· You should give yourself permission to say no to things you don’t want to do. Putting yourself first is okay; it is not selfish.
Self-care is especially important during challenging times. You need to actively commit to caring for yourself during the adoption process; you need to make a decision to consciously do something daily to care for yourself. Scheduling self-care is important because people tend to let self-care fall by the wayside if it’s not part of their daily routine.
As a birth parent, you will inevitably face many difficult emotions before, during, and after the placement of your child. Though these emotions may be difficult to cope with, they are normal. You need the support of loved ones, peers, and professionals to help you through the adoption process. When you have the support you need during the process, your heart can begin to heal.
Sierra Koester is an award-winning freelance writer and professional blogger. She earned her BA in Psychology in 2004 and has worked with several nonprofit agencies. She began her writing career in 2006 and has written extensively in the areas of health, psychology, and pets. Sierra advocates for the adoption of children as well as homeless animals. When she isn’t writing, you can find Sierra with her nose in a book or hanging out with her two kitties, Carmine, a wise old orange tabby Sierra adopted when he was a kitten, and Tylan, a cat whom Sierra adopted after he was rescued from a hoarding situation in Thailand.

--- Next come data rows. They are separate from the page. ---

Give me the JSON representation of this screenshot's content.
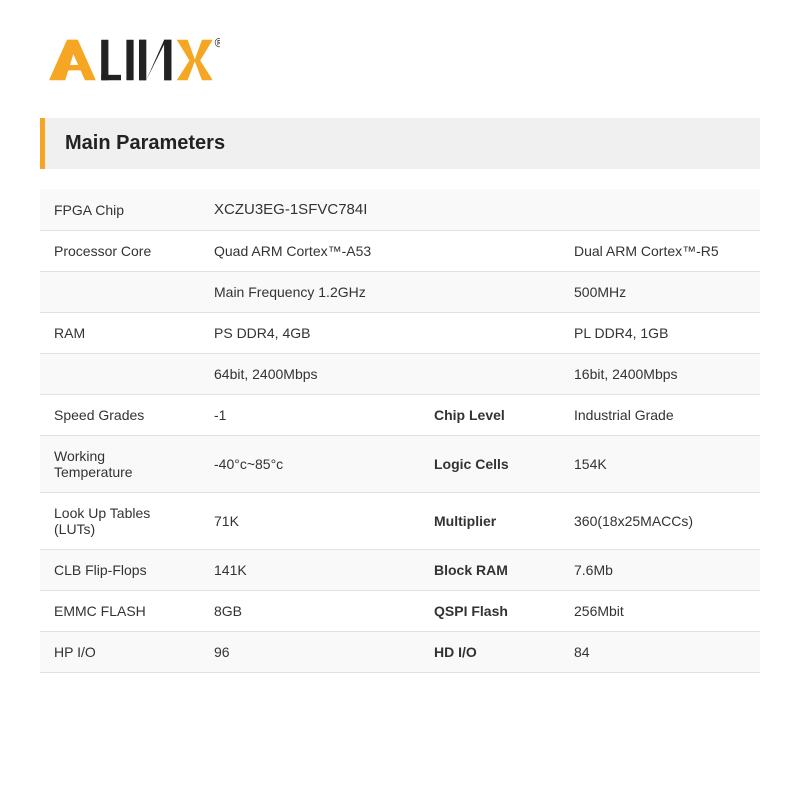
{
  "logo": {
    "alt": "ALINX"
  },
  "section": {
    "title": "Main Parameters"
  },
  "rows": [
    {
      "type": "single",
      "label": "FPGA Chip",
      "value": "XCZU3EG-1SFVC784I",
      "label2": "",
      "value2": ""
    },
    {
      "type": "double",
      "label": "Processor Core",
      "value": "Quad ARM Cortex™-A53",
      "label2": "",
      "value2": "Dual ARM Cortex™-R5"
    },
    {
      "type": "double-noLabel",
      "label": "",
      "value": "Main Frequency 1.2GHz",
      "label2": "",
      "value2": "500MHz"
    },
    {
      "type": "double",
      "label": "RAM",
      "value": "PS DDR4, 4GB",
      "label2": "",
      "value2": "PL DDR4, 1GB"
    },
    {
      "type": "double-noLabel",
      "label": "",
      "value": "64bit, 2400Mbps",
      "label2": "",
      "value2": "16bit, 2400Mbps"
    },
    {
      "type": "double",
      "label": "Speed Grades",
      "value": "-1",
      "label2": "Chip Level",
      "value2": "Industrial Grade"
    },
    {
      "type": "double",
      "label": "Working Temperature",
      "value": "-40°c~85°c",
      "label2": "Logic Cells",
      "value2": "154K"
    },
    {
      "type": "double",
      "label": "Look Up Tables (LUTs)",
      "value": "71K",
      "label2": "Multiplier",
      "value2": "360(18x25MACCs)"
    },
    {
      "type": "double",
      "label": "CLB Flip-Flops",
      "value": "141K",
      "label2": "Block RAM",
      "value2": "7.6Mb"
    },
    {
      "type": "double",
      "label": "EMMC FLASH",
      "value": "8GB",
      "label2": "QSPI Flash",
      "value2": "256Mbit"
    },
    {
      "type": "double",
      "label": "HP I/O",
      "value": "96",
      "label2": "HD I/O",
      "value2": "84"
    }
  ],
  "bold_labels2": [
    "Multiplier",
    "Block RAM",
    "Logic Cells",
    "Chip Level",
    "QSPI Flash",
    "HD I/O"
  ]
}
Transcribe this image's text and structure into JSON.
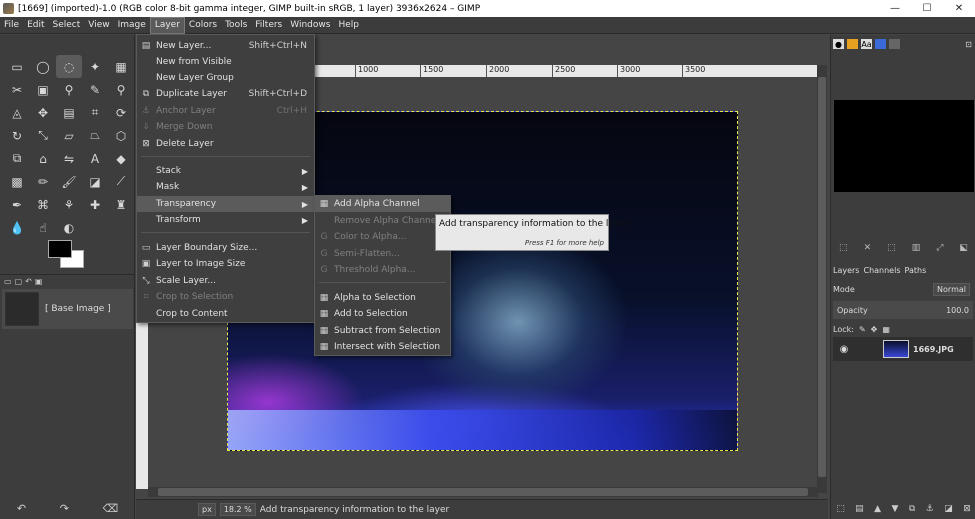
{
  "window": {
    "title": "[1669] (imported)-1.0 (RGB color 8-bit gamma integer, GIMP built-in sRGB, 1 layer) 3936x2624 – GIMP",
    "minimize": "—",
    "maximize": "☐",
    "close": "✕"
  },
  "menubar": [
    "File",
    "Edit",
    "Select",
    "View",
    "Image",
    "Layer",
    "Colors",
    "Tools",
    "Filters",
    "Windows",
    "Help"
  ],
  "layer_menu": {
    "new_layer": "New Layer...",
    "new_layer_sc": "Shift+Ctrl+N",
    "new_from_visible": "New from Visible",
    "new_layer_group": "New Layer Group",
    "duplicate_layer": "Duplicate Layer",
    "duplicate_layer_sc": "Shift+Ctrl+D",
    "anchor_layer": "Anchor Layer",
    "anchor_layer_sc": "Ctrl+H",
    "merge_down": "Merge Down",
    "delete_layer": "Delete Layer",
    "stack": "Stack",
    "mask": "Mask",
    "transparency": "Transparency",
    "transform": "Transform",
    "layer_boundary_size": "Layer Boundary Size...",
    "layer_to_image_size": "Layer to Image Size",
    "scale_layer": "Scale Layer...",
    "crop_to_selection": "Crop to Selection",
    "crop_to_content": "Crop to Content"
  },
  "transparency_menu": {
    "add_alpha": "Add Alpha Channel",
    "remove_alpha": "Remove Alpha Channel",
    "color_to_alpha": "Color to Alpha...",
    "semi_flatten": "Semi-Flatten...",
    "threshold_alpha": "Threshold Alpha...",
    "alpha_to_selection": "Alpha to Selection",
    "add_to_selection": "Add to Selection",
    "subtract_from_selection": "Subtract from Selection",
    "intersect_with_selection": "Intersect with Selection"
  },
  "tooltip": {
    "text": "Add transparency information to the layer",
    "help": "Press F1 for more help"
  },
  "ruler": [
    "1000",
    "1500",
    "2000",
    "2500",
    "3000",
    "3500"
  ],
  "images_panel": {
    "item": "[ Base Image ]"
  },
  "dock": {
    "tab_layers": "Layers",
    "tab_channels": "Channels",
    "tab_paths": "Paths",
    "mode_label": "Mode",
    "mode_value": "Normal",
    "opacity_label": "Opacity",
    "opacity_value": "100.0",
    "lock_label": "Lock:",
    "layer_name": "1669.JPG"
  },
  "statusbar": {
    "unit": "px",
    "zoom": "18.2 %",
    "message": "Add transparency information to the layer"
  },
  "colors": {
    "accent_highlight": "#5b5b5b",
    "selection_border": "#e8e84a"
  }
}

You can learn more about Sierra by visiting http://www.sierrakoester.blogspot.com.